The origins of the term are intricately linked with the formation of capitalism itself. From the same root as borough or the city-making suffix -burg, bourgeois literally means “town-dweller” in Old French. The term was used to refer to the new class of artisans and tradesmen that formed the basis of the first European capitalist bourgs (walled market towns) of the 11th century. The city-dwelling bourgeoisie leveraged their position as mercantile intermediaries between the old feudal classes of landowners and serfs to create surplus capital for themselves, driving the rise of urban capitalism that ultimately led to industrialization. Marx traced this economic development to the formation of the bourgeois class, who exploit the working class by means of their private ownership of either the means of production, land, or both. He also used the term more broadly to describe the consumerist lifestyle of this new leisure class.

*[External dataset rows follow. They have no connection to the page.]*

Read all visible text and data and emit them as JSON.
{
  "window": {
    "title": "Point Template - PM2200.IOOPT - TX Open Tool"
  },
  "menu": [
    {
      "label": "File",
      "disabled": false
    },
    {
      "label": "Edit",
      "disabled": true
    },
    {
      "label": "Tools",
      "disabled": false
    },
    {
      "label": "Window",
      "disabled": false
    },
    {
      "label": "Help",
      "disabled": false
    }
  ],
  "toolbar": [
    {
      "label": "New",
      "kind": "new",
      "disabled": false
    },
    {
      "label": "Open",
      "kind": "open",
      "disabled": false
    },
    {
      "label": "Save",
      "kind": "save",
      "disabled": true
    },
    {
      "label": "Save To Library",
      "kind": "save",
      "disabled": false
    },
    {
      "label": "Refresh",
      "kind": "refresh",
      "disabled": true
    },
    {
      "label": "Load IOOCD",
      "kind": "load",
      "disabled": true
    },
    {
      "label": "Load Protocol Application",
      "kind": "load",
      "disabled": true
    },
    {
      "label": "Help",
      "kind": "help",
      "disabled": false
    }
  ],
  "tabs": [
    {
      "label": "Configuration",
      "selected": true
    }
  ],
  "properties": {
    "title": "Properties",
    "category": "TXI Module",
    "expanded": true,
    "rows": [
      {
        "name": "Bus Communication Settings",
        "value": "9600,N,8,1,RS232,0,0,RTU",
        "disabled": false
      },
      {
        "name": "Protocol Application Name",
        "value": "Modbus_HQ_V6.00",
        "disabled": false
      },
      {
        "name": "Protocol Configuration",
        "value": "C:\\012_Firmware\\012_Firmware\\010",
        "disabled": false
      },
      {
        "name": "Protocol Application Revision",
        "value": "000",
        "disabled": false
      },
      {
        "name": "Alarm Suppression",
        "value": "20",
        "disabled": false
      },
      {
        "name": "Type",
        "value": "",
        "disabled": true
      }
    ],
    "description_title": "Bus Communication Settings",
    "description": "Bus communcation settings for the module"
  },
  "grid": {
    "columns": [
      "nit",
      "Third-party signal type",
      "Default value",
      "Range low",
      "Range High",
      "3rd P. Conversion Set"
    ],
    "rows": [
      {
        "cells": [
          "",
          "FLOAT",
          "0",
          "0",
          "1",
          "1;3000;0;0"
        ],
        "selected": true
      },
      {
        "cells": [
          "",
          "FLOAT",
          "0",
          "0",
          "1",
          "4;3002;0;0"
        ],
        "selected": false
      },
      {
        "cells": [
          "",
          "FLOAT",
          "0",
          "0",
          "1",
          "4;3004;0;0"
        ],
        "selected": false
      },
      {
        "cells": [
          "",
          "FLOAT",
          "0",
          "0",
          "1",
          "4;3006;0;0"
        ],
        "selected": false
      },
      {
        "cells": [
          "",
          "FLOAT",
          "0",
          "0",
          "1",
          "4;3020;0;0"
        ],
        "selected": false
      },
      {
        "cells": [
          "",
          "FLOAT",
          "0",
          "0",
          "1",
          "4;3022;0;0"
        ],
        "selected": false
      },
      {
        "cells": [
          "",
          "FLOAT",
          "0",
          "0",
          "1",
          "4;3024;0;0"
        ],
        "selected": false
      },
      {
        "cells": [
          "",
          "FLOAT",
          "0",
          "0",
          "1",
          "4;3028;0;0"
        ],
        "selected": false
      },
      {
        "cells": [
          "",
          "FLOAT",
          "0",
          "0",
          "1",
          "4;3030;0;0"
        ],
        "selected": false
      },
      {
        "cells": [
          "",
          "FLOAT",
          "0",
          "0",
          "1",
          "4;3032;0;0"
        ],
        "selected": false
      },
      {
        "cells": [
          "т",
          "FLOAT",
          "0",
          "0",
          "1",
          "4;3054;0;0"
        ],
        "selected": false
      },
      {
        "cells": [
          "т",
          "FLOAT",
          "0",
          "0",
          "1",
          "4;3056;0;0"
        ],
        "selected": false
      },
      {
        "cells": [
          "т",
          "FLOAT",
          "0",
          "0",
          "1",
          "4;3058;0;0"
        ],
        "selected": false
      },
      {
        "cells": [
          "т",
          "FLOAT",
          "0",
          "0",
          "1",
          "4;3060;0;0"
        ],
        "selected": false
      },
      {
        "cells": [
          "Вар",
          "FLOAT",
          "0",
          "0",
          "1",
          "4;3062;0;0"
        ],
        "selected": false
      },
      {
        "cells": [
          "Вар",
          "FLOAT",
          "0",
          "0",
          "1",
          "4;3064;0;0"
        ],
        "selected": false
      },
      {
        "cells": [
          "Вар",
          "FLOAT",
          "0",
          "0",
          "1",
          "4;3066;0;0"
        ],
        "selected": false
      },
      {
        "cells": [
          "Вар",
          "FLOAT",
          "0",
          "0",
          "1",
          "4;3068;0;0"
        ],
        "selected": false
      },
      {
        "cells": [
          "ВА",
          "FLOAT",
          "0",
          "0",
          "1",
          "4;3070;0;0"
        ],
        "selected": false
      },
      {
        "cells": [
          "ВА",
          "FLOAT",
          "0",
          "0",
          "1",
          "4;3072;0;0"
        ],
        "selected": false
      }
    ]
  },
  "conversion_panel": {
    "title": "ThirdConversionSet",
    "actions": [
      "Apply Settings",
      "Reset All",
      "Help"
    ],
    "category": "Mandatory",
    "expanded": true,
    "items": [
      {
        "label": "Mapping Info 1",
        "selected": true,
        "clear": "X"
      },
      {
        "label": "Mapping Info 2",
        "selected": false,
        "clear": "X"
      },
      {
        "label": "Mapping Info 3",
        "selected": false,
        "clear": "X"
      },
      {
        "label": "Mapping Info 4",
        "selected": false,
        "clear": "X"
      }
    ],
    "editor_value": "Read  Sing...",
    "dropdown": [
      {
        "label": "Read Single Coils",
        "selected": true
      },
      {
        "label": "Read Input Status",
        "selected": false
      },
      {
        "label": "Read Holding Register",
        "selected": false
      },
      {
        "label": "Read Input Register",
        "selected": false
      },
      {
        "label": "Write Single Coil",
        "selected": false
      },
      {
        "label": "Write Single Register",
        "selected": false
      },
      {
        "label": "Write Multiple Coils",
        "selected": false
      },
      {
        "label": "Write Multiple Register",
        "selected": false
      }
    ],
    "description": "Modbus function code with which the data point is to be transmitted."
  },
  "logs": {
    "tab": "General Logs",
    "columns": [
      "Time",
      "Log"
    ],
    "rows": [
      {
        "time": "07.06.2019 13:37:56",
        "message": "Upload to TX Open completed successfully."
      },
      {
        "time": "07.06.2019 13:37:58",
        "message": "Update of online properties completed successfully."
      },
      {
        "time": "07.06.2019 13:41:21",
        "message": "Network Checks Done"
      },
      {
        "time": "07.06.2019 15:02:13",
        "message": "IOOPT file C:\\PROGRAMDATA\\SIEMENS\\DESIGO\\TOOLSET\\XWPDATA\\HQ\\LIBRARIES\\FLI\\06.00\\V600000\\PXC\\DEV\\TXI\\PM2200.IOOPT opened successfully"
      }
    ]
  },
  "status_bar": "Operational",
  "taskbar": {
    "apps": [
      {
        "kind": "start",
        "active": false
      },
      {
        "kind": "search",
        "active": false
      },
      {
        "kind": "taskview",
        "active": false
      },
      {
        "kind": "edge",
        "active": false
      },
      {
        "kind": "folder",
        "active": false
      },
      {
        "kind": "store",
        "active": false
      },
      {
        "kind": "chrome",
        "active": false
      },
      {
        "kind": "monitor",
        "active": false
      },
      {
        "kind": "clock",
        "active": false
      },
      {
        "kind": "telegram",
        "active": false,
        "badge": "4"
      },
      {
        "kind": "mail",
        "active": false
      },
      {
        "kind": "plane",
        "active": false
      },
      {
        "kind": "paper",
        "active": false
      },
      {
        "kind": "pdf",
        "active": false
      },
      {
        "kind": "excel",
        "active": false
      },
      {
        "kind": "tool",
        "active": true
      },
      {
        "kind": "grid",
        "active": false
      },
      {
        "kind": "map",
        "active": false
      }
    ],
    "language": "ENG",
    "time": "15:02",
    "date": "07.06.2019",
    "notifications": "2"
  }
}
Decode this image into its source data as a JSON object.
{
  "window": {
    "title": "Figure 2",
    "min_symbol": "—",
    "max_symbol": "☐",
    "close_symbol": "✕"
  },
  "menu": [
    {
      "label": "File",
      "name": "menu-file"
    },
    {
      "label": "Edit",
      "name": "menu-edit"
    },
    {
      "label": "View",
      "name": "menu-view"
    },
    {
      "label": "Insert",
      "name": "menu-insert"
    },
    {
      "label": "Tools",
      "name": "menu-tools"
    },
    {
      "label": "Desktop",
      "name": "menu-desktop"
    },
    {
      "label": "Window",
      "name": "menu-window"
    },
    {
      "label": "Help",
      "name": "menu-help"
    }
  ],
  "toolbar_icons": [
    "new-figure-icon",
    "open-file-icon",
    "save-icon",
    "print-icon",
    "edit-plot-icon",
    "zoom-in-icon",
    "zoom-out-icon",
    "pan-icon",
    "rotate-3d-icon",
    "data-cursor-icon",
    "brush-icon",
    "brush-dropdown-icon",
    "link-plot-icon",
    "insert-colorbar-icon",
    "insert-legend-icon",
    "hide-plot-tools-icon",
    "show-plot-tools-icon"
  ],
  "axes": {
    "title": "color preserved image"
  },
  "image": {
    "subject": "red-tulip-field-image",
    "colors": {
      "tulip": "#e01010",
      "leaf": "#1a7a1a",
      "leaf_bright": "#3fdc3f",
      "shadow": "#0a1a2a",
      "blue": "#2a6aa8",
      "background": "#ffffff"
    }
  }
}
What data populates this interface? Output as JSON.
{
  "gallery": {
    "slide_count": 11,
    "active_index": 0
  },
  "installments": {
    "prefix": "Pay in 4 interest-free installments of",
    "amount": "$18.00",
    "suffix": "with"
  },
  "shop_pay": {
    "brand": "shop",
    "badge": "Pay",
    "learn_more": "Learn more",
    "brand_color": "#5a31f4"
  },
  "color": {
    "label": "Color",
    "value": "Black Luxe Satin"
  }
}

Flash forward to more than 100 years after Marx’s death, and you can watch Atlanta rappers chant the term to an accompaniment of office supplies on The Tonight Show. Variants of the truncated term were used in Black American music as early as the late 1970s, when Gladys Knight mockingly chided her “bourgie” ex-lover (keeping the r from the French spelling on the word’s journey to Americanization) for getting lost in his newfound materialism to the detriment of his personal relationships. So when Migos brought bougie or boujee into mainstream usage in hip-hop and beyond, the meaning was hardly different from Marx’s original intention: exhibiting the conspicuous and materialistic consumption patterns of newly acquired class power. Perhaps when Offset confesses that he and his family “never really had no old money … we got a whole lot of new money, though,” he’s expressing something similar to the inner monologue of an early capitalist bourgeois artisan—a sentiment reflected simply in the Wednesday clue: “Affectedly luxe.”